> [Try it] Lines in the records below that contain the word "skola" must each be copied.
Start of Data records
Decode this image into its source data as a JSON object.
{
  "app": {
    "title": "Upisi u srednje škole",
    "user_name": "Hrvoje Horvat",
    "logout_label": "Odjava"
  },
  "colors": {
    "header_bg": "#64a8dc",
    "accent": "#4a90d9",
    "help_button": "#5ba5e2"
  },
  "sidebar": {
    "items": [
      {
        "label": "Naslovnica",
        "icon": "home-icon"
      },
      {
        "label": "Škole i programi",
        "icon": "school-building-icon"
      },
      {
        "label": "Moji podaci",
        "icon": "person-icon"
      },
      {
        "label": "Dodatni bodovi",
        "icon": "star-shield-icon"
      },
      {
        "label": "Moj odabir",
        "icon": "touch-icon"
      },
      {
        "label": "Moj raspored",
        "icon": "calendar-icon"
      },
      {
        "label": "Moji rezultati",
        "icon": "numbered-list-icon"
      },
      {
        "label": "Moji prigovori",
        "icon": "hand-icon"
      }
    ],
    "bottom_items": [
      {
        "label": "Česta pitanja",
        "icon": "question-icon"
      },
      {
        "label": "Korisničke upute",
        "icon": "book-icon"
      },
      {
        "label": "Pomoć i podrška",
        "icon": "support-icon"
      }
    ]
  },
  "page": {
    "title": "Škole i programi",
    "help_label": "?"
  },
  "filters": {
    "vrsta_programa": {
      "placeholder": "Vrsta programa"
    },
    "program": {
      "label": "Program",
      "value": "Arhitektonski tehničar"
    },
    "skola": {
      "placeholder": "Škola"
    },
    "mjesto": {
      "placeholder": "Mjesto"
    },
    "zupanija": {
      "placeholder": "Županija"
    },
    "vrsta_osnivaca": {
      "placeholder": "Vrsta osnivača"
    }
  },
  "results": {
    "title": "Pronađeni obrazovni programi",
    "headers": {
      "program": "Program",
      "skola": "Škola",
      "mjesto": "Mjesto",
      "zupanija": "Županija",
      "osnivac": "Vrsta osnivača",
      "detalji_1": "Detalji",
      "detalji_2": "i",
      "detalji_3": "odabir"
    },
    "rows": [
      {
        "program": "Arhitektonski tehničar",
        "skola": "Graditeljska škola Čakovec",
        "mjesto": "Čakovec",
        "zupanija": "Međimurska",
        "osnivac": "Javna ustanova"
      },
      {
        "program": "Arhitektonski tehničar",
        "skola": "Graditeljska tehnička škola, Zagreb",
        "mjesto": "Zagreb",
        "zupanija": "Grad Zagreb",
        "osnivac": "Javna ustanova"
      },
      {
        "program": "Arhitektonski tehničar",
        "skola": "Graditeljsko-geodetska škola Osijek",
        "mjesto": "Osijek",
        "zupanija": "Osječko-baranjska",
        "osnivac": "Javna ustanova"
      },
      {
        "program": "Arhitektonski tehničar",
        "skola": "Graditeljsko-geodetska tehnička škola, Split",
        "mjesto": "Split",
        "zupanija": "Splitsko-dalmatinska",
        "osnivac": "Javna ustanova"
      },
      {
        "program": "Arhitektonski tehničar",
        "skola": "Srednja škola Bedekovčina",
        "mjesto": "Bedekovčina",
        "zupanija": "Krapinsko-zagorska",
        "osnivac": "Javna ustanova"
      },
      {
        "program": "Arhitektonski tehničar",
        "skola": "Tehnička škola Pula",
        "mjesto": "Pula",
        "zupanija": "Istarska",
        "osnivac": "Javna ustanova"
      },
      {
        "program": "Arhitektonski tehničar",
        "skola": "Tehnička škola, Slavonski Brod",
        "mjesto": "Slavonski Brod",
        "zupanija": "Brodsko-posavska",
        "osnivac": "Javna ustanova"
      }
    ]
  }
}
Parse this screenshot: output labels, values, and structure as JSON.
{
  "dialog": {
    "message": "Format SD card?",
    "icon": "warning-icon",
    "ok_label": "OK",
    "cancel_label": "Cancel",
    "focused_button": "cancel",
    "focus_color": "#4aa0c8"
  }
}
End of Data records
> [Response]
    "skola": {
      "skola": "Škola",
        "skola": "Graditeljska škola Čakovec",
        "skola": "Graditeljska tehnička škola, Zagreb",
        "skola": "Graditeljsko-geodetska škola Osijek",
        "skola": "Graditeljsko-geodetska tehnička škola, Split",
        "skola": "Srednja škola Bedekovčina",
        "skola": "Tehnička škola Pula",
        "skola": "Tehnička škola, Slavonski Brod",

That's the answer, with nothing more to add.